Thursday, September 8, 2016

Star Trek at 50: Spock, Jews, and autism

Today is the 50th anniversary of the airing of the first episode of Star Trek. Lake every other Trekkie in the planet (and maybe beyond), I find myself looking back at how the show affected me during those first years.

As I wrote in my article "Spock and Jews in the 1960s" (included in Kevin Neece's book Spockology), there weren't many positive Jewish role models on TV back then:
"This was back when most Jewish actors and writers changed their names to sound more “American.”  The hero was always a Stoic White Man of the Aryan Persuasion who never, ever waved his hands around or spoke with a Yiddish accent like the people on my block.  Even biblical characters were played as if they grew up in the American Bible Belt.  Everybody celebrated Christmas on programs like “Leave it to Beaver,” but there was no acknowledgement of Hanukkah, except maybe to morph it into a “Jewish Christmas,” complete with a bogus “Hanukkah bush.” If Jews were included in the script at all, they were usually played as buffoons."  
Of course Spock wasn't Jewish, but Leonard Nimoy was.  And he was no buffoon.
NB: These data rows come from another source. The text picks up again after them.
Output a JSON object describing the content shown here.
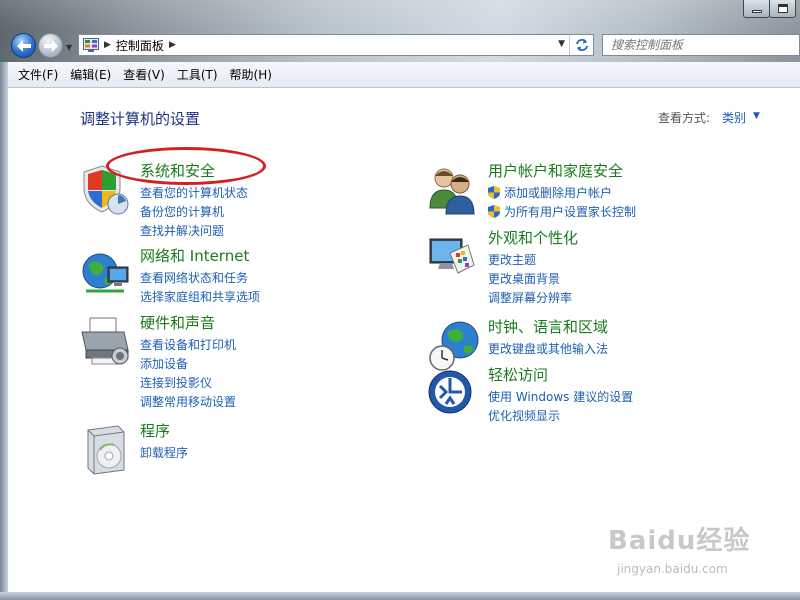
{
  "addressbar": {
    "path": [
      "控制面板"
    ]
  },
  "search": {
    "placeholder": "搜索控制面板"
  },
  "menu": [
    "文件(F)",
    "编辑(E)",
    "查看(V)",
    "工具(T)",
    "帮助(H)"
  ],
  "header": {
    "title": "调整计算机的设置",
    "view_label": "查看方式:",
    "view_value": "类别"
  },
  "categories": [
    {
      "title": "系统和安全",
      "links": [
        "查看您的计算机状态",
        "备份您的计算机",
        "查找并解决问题"
      ],
      "icon": "shield-icon"
    },
    {
      "title": "网络和 Internet",
      "links": [
        "查看网络状态和任务",
        "选择家庭组和共享选项"
      ],
      "icon": "network-globe-icon"
    },
    {
      "title": "硬件和声音",
      "links": [
        "查看设备和打印机",
        "添加设备",
        "连接到投影仪",
        "调整常用移动设置"
      ],
      "icon": "printer-icon"
    },
    {
      "title": "程序",
      "links": [
        "卸载程序"
      ],
      "icon": "programs-icon"
    },
    {
      "title": "用户帐户和家庭安全",
      "links": [
        "添加或删除用户帐户",
        "为所有用户设置家长控制"
      ],
      "icon": "users-icon"
    },
    {
      "title": "外观和个性化",
      "links": [
        "更改主题",
        "更改桌面背景",
        "调整屏幕分辨率"
      ],
      "icon": "display-palette-icon"
    },
    {
      "title": "时钟、语言和区域",
      "links": [
        "更改键盘或其他输入法"
      ],
      "icon": "clock-globe-icon"
    },
    {
      "title": "轻松访问",
      "links": [
        "使用 Windows 建议的设置",
        "优化视频显示"
      ],
      "icon": "ease-of-access-icon"
    }
  ],
  "watermark": {
    "brand": "Baidu经验",
    "url": "jingyan.baidu.com"
  },
  "colors": {
    "category_title": "#197b1c",
    "link": "#1e5fb4",
    "page_title": "#1e3287",
    "highlight_oval": "#d42020"
  }
}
It is well documented that Nimoy drew upon his Jewish background to develop the character.  We all know about the Vulcan Salute being derived from a Jewish blessing gesture, but there are other influences also. His love of knowledge and pride in his Vulcan culture were important to me at a time when intellectuals were disparaged as "eggheads" (forerunner of "nerds") and being Jewish was something we often hid in order to "pass" in a world hostile to us. I credit Spock with giving me a model for how to live in an "alien" world without losing my identity as a Jew.

It was not until my mid-50s, when I was diagnosed with ADHD and later autism, that I found another reason I relate to Spock.  He does indeed have a lot of seemingly autistic traits, even though Roddenberry thought of them as "logic."  Then again, many autistics are good at math and logic. And like Spock, we often misread human emotions.

All of this, of course, is my own personal transference.  Others see Spock in different ways. Which is fine. Star Trek has always been a mirror in which we see ourselves reflected. That is a big part of its longevity. May it continue to do so for many years to come.

Live long and prosper!